WHAT THE TASK REQUIRES
Return the data below, unchanged.

▽

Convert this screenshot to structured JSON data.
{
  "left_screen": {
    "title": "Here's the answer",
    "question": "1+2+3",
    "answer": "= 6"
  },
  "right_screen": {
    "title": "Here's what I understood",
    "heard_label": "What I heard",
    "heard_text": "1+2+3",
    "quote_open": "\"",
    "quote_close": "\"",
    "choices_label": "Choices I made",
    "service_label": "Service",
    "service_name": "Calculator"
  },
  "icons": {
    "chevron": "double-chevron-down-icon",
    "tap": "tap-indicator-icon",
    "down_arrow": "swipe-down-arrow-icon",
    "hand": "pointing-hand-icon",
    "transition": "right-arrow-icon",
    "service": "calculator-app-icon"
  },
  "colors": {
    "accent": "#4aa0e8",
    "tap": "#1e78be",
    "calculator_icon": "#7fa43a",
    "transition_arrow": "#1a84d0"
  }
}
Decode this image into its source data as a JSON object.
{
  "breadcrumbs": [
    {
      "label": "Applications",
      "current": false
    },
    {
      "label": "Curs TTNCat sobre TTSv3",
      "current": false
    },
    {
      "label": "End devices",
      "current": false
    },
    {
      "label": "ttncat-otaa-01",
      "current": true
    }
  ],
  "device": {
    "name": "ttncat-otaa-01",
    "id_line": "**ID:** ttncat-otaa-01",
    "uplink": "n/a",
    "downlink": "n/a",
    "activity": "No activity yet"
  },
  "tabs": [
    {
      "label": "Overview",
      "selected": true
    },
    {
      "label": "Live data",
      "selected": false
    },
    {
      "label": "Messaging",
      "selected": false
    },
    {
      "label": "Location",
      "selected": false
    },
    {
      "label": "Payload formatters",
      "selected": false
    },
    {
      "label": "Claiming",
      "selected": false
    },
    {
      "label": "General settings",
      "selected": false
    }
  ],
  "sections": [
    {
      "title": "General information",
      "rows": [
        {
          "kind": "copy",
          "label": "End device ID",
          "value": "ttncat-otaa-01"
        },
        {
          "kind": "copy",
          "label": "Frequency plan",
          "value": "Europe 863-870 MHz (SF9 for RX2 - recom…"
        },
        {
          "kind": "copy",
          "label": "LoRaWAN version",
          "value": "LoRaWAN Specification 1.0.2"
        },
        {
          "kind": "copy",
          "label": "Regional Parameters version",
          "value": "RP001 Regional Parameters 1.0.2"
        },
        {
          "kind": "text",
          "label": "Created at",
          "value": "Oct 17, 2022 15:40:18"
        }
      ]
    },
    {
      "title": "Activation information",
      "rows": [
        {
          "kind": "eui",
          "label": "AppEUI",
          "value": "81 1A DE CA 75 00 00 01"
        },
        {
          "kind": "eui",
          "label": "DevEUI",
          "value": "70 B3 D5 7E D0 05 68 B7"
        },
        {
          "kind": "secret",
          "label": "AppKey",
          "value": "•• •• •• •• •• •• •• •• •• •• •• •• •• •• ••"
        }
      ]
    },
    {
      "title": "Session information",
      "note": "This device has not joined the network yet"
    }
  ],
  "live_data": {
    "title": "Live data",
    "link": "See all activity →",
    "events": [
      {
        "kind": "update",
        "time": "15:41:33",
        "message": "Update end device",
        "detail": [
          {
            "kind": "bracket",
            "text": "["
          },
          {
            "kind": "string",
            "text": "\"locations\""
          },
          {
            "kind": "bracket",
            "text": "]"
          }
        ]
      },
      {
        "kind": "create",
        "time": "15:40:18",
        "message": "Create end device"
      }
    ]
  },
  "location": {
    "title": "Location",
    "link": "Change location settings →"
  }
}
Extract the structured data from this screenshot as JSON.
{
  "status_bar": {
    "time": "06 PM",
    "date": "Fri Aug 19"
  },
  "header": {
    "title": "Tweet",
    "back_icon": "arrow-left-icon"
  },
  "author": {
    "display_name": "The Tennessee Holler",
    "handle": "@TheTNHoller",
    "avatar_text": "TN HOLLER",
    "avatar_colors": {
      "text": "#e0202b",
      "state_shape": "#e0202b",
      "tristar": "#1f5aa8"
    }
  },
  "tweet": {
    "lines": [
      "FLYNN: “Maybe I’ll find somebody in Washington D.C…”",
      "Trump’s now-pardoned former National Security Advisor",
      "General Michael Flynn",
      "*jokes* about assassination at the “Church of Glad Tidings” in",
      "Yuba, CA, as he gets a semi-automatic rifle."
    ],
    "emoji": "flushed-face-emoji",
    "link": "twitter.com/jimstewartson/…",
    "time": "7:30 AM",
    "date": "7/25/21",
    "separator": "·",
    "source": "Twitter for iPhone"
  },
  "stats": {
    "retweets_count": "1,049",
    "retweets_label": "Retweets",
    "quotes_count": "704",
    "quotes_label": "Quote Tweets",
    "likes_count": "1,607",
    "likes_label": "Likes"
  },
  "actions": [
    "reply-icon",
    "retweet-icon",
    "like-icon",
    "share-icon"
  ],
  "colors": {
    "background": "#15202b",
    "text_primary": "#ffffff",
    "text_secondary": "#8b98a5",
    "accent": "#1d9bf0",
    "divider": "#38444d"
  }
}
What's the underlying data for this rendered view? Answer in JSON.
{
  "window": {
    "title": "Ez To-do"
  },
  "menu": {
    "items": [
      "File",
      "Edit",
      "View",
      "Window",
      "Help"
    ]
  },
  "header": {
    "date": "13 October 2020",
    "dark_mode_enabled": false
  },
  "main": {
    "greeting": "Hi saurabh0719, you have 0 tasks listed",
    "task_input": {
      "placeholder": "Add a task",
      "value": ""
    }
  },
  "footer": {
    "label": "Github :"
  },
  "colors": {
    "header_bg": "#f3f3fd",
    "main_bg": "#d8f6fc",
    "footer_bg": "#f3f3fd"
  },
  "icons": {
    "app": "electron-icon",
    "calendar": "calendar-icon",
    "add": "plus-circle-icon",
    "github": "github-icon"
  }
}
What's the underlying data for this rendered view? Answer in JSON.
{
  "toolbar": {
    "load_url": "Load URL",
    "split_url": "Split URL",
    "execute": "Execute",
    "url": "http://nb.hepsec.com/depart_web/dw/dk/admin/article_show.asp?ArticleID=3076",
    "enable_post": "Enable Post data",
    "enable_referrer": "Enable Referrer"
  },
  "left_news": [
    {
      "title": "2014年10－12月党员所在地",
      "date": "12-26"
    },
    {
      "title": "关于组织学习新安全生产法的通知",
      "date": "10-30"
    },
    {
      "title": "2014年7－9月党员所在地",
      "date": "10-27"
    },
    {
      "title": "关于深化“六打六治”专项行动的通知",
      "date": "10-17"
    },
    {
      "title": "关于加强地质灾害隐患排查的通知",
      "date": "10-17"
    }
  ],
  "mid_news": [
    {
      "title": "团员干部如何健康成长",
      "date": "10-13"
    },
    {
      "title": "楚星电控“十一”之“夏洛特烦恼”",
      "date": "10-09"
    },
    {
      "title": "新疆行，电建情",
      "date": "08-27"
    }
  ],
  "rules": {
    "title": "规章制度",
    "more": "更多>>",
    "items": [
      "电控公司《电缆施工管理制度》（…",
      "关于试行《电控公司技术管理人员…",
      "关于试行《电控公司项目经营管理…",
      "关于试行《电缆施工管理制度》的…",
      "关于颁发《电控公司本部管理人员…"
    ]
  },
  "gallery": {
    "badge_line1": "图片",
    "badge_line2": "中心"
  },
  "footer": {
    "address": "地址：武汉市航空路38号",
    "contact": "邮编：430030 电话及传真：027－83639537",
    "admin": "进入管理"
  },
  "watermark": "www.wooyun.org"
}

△

REPLY TO THE EXERCISE
Convert this screenshot to structured JSON data.
{
  "left_screen": {
    "title": "Here's the answer",
    "question": "1+2+3",
    "answer": "= 6"
  },
  "right_screen": {
    "title": "Here's what I understood",
    "heard_label": "What I heard",
    "heard_text": "1+2+3",
    "quote_open": "\"",
    "quote_close": "\"",
    "choices_label": "Choices I made",
    "service_label": "Service",
    "service_name": "Calculator"
  },
  "icons": {
    "chevron": "double-chevron-down-icon",
    "tap": "tap-indicator-icon",
    "down_arrow": "swipe-down-arrow-icon",
    "hand": "pointing-hand-icon",
    "transition": "right-arrow-icon",
    "service": "calculator-app-icon"
  },
  "colors": {
    "accent": "#4aa0e8",
    "tap": "#1e78be",
    "calculator_icon": "#7fa43a",
    "transition_arrow": "#1a84d0"
  }
}
Decode this image into its source data as a JSON object.
{
  "breadcrumbs": [
    {
      "label": "Applications",
      "current": false
    },
    {
      "label": "Curs TTNCat sobre TTSv3",
      "current": false
    },
    {
      "label": "End devices",
      "current": false
    },
    {
      "label": "ttncat-otaa-01",
      "current": true
    }
  ],
  "device": {
    "name": "ttncat-otaa-01",
    "id_line": "**ID:** ttncat-otaa-01",
    "uplink": "n/a",
    "downlink": "n/a",
    "activity": "No activity yet"
  },
  "tabs": [
    {
      "label": "Overview",
      "selected": true
    },
    {
      "label": "Live data",
      "selected": false
    },
    {
      "label": "Messaging",
      "selected": false
    },
    {
      "label": "Location",
      "selected": false
    },
    {
      "label": "Payload formatters",
      "selected": false
    },
    {
      "label": "Claiming",
      "selected": false
    },
    {
      "label": "General settings",
      "selected": false
    }
  ],
  "sections": [
    {
      "title": "General information",
      "rows": [
        {
          "kind": "copy",
          "label": "End device ID",
          "value": "ttncat-otaa-01"
        },
        {
          "kind": "copy",
          "label": "Frequency plan",
          "value": "Europe 863-870 MHz (SF9 for RX2 - recom…"
        },
        {
          "kind": "copy",
          "label": "LoRaWAN version",
          "value": "LoRaWAN Specification 1.0.2"
        },
        {
          "kind": "copy",
          "label": "Regional Parameters version",
          "value": "RP001 Regional Parameters 1.0.2"
        },
        {
          "kind": "text",
          "label": "Created at",
          "value": "Oct 17, 2022 15:40:18"
        }
      ]
    },
    {
      "title": "Activation information",
      "rows": [
        {
          "kind": "eui",
          "label": "AppEUI",
          "value": "81 1A DE CA 75 00 00 01"
        },
        {
          "kind": "eui",
          "label": "DevEUI",
          "value": "70 B3 D5 7E D0 05 68 B7"
        },
        {
          "kind": "secret",
          "label": "AppKey",
          "value": "•• •• •• •• •• •• •• •• •• •• •• •• •• •• ••"
        }
      ]
    },
    {
      "title": "Session information",
      "note": "This device has not joined the network yet"
    }
  ],
  "live_data": {
    "title": "Live data",
    "link": "See all activity →",
    "events": [
      {
        "kind": "update",
        "time": "15:41:33",
        "message": "Update end device",
        "detail": [
          {
            "kind": "bracket",
            "text": "["
          },
          {
            "kind": "string",
            "text": "\"locations\""
          },
          {
            "kind": "bracket",
            "text": "]"
          }
        ]
      },
      {
        "kind": "create",
        "time": "15:40:18",
        "message": "Create end device"
      }
    ]
  },
  "location": {
    "title": "Location",
    "link": "Change location settings →"
  }
}
Extract the structured data from this screenshot as JSON.
{
  "status_bar": {
    "time": "06 PM",
    "date": "Fri Aug 19"
  },
  "header": {
    "title": "Tweet",
    "back_icon": "arrow-left-icon"
  },
  "author": {
    "display_name": "The Tennessee Holler",
    "handle": "@TheTNHoller",
    "avatar_text": "TN HOLLER",
    "avatar_colors": {
      "text": "#e0202b",
      "state_shape": "#e0202b",
      "tristar": "#1f5aa8"
    }
  },
  "tweet": {
    "lines": [
      "FLYNN: “Maybe I’ll find somebody in Washington D.C…”",
      "Trump’s now-pardoned former National Security Advisor",
      "General Michael Flynn",
      "*jokes* about assassination at the “Church of Glad Tidings” in",
      "Yuba, CA, as he gets a semi-automatic rifle."
    ],
    "emoji": "flushed-face-emoji",
    "link": "twitter.com/jimstewartson/…",
    "time": "7:30 AM",
    "date": "7/25/21",
    "separator": "·",
    "source": "Twitter for iPhone"
  },
  "stats": {
    "retweets_count": "1,049",
    "retweets_label": "Retweets",
    "quotes_count": "704",
    "quotes_label": "Quote Tweets",
    "likes_count": "1,607",
    "likes_label": "Likes"
  },
  "actions": [
    "reply-icon",
    "retweet-icon",
    "like-icon",
    "share-icon"
  ],
  "colors": {
    "background": "#15202b",
    "text_primary": "#ffffff",
    "text_secondary": "#8b98a5",
    "accent": "#1d9bf0",
    "divider": "#38444d"
  }
}
What's the underlying data for this rendered view? Answer in JSON.
{
  "window": {
    "title": "Ez To-do"
  },
  "menu": {
    "items": [
      "File",
      "Edit",
      "View",
      "Window",
      "Help"
    ]
  },
  "header": {
    "date": "13 October 2020",
    "dark_mode_enabled": false
  },
  "main": {
    "greeting": "Hi saurabh0719, you have 0 tasks listed",
    "task_input": {
      "placeholder": "Add a task",
      "value": ""
    }
  },
  "footer": {
    "label": "Github :"
  },
  "colors": {
    "header_bg": "#f3f3fd",
    "main_bg": "#d8f6fc",
    "footer_bg": "#f3f3fd"
  },
  "icons": {
    "app": "electron-icon",
    "calendar": "calendar-icon",
    "add": "plus-circle-icon",
    "github": "github-icon"
  }
}
What's the underlying data for this rendered view? Answer in JSON.
{
  "toolbar": {
    "load_url": "Load URL",
    "split_url": "Split URL",
    "execute": "Execute",
    "url": "http://nb.hepsec.com/depart_web/dw/dk/admin/article_show.asp?ArticleID=3076",
    "enable_post": "Enable Post data",
    "enable_referrer": "Enable Referrer"
  },
  "left_news": [
    {
      "title": "2014年10－12月党员所在地",
      "date": "12-26"
    },
    {
      "title": "关于组织学习新安全生产法的通知",
      "date": "10-30"
    },
    {
      "title": "2014年7－9月党员所在地",
      "date": "10-27"
    },
    {
      "title": "关于深化“六打六治”专项行动的通知",
      "date": "10-17"
    },
    {
      "title": "关于加强地质灾害隐患排查的通知",
      "date": "10-17"
    }
  ],
  "mid_news": [
    {
      "title": "团员干部如何健康成长",
      "date": "10-13"
    },
    {
      "title": "楚星电控“十一”之“夏洛特烦恼”",
      "date": "10-09"
    },
    {
      "title": "新疆行，电建情",
      "date": "08-27"
    }
  ],
  "rules": {
    "title": "规章制度",
    "more": "更多>>",
    "items": [
      "电控公司《电缆施工管理制度》（…",
      "关于试行《电控公司技术管理人员…",
      "关于试行《电控公司项目经营管理…",
      "关于试行《电缆施工管理制度》的…",
      "关于颁发《电控公司本部管理人员…"
    ]
  },
  "gallery": {
    "badge_line1": "图片",
    "badge_line2": "中心"
  },
  "footer": {
    "address": "地址：武汉市航空路38号",
    "contact": "邮编：430030 电话及传真：027－83639537",
    "admin": "进入管理"
  },
  "watermark": "www.wooyun.org"
}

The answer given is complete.